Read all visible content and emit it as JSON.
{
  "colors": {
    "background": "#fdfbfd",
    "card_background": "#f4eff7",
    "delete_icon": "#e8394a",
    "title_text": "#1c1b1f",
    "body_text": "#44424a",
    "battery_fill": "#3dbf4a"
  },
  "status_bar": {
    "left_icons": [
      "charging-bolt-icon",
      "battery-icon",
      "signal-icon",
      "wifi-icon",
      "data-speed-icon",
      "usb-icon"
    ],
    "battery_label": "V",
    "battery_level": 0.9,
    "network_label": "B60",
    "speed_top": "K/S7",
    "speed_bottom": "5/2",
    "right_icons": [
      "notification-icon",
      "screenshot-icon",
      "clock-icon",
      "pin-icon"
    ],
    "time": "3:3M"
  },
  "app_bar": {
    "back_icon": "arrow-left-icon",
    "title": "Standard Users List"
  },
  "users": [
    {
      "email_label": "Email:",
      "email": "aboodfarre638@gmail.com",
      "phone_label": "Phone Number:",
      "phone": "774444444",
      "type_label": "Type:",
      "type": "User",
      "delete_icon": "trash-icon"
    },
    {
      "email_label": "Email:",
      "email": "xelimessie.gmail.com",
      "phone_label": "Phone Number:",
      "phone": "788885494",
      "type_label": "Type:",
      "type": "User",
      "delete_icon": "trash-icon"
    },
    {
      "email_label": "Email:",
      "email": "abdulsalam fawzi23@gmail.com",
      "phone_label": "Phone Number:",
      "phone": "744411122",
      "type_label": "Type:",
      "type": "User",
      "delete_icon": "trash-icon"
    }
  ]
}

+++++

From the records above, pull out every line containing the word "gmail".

      "email": "aboodfarre638@gmail.com",
      "email": "xelimessie.gmail.com",
      "email": "abdulsalam fawzi23@gmail.com",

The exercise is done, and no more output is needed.